The right ventricular outflow tract – the commonest site for ectopics from the ventricles
The presence of ectopics is almost always completely benign and has no influence on length of life or developing other diseases. The most important test to confirm this is echocardiography, or sometimes cardiac MRI scanning, to ensure heart function is normal. If heart function is normal, the prognosis is good and the presence of ectopics is merely a nuisance symptom.
If heart function is impaired, or there is another major structural defect e.g. a significant problem with valve function, then the presence of ectopics is usually a consequence of this defect and needs to be investigated separately.

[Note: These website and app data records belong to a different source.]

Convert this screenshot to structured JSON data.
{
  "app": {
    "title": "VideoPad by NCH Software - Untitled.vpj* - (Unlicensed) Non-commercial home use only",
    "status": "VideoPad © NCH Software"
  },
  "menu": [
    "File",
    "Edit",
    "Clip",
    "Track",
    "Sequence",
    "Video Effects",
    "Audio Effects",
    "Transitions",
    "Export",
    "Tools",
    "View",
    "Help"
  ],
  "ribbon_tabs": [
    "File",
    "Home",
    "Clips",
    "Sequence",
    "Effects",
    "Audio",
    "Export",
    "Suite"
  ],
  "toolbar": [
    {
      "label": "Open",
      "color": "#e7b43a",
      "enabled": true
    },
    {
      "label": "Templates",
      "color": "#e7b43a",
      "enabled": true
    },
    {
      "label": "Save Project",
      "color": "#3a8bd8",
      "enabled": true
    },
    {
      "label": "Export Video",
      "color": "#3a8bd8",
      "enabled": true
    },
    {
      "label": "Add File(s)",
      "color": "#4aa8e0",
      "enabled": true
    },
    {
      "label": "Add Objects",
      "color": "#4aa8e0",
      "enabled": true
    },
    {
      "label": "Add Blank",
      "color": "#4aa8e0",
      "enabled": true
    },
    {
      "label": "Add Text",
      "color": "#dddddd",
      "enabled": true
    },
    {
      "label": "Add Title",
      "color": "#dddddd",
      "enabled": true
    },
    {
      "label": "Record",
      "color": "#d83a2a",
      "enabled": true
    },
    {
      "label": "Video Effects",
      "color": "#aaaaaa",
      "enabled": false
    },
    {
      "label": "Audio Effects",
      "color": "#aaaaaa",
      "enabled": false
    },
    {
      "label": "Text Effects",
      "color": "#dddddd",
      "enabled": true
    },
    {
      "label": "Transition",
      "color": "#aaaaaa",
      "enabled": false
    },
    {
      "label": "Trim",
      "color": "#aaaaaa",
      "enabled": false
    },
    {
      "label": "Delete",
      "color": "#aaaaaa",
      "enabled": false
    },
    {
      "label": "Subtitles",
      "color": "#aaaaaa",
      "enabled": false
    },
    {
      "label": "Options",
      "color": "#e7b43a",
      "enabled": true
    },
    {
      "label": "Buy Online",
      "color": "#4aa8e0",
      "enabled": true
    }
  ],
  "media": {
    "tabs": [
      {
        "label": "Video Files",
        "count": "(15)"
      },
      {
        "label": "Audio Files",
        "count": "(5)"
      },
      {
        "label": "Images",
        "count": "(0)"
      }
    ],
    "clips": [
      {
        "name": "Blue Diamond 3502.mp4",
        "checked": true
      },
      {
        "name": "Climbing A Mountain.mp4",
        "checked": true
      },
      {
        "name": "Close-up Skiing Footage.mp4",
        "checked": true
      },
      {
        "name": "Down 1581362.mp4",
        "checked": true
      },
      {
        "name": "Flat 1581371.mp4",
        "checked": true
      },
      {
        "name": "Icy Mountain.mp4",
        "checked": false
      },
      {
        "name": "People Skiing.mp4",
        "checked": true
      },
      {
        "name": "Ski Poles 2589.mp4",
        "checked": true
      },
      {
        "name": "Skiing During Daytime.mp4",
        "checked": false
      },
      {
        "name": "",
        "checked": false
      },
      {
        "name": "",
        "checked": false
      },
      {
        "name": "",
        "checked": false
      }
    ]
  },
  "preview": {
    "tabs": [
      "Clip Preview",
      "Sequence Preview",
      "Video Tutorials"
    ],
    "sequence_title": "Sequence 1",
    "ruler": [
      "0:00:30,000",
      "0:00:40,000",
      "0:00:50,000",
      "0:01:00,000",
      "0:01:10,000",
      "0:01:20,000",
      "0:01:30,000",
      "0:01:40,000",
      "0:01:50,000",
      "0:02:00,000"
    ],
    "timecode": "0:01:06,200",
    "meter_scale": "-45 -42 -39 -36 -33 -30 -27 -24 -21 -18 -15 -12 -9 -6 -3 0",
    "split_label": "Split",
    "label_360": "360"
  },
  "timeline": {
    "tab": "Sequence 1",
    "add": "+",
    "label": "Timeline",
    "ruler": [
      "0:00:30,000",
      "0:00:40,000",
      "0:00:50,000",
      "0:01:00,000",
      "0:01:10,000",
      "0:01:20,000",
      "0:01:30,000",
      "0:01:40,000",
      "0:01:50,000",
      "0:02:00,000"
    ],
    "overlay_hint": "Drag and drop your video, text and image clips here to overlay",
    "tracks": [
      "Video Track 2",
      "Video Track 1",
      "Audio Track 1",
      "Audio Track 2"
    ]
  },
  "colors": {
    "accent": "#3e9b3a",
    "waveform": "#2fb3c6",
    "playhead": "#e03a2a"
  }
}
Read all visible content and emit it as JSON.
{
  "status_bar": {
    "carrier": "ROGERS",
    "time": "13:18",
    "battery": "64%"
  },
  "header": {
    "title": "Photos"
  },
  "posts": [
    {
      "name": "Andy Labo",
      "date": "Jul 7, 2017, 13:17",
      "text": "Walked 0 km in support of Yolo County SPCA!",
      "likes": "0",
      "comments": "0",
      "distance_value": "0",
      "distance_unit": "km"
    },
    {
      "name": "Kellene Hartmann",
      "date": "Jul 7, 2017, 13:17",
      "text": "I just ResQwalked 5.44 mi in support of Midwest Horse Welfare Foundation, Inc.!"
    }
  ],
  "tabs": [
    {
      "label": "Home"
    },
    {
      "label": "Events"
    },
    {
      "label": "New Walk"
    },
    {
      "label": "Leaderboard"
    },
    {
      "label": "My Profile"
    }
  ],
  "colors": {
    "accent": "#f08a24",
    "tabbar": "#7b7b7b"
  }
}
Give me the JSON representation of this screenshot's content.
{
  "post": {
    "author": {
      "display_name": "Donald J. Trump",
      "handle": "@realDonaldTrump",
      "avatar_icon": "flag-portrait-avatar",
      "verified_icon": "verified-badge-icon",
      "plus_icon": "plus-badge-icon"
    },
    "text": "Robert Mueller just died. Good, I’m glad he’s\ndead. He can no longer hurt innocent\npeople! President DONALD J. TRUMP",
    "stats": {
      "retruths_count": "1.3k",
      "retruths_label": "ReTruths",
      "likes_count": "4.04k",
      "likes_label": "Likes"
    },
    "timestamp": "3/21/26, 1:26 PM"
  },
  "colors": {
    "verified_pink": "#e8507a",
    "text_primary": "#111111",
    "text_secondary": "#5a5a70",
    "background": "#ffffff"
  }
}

Importantly, in people with very high burdens of ectopics (and almost always ventricular rather than atrial ectopics), the ectopics themselves can cause the left ventricle (the main pumping chamber) to dilate, or get bigger and in time to create impairment of heart function. To put this into context, the average person will have around 100,000 heart beats/day and people who suffer with symptoms of ectopics tend to experience several hundred to several thousand ectopics per day, or a 0.5 to 1-5% burden. We become concerned about the potential for enlargement of the left ventricle when the burden is >10% and significantly concerned when the burden is >25%. If the ectopics originate from a single site, we usually offer catheter ablation to it to prevent this from happening.
Prognosis of ectopics:
• Almost always excellent
• Patients usually have symptoms when ectopic burden >0.5-5%/day
• Rarely, if very frequent, can cause enlargement of the left ventricle and eventually impairment of function
• May occur if ectopic burden >10-25%/day
Will I need treatment?
What if these treatments don’t work?
Catheter ablation of frequent ectopics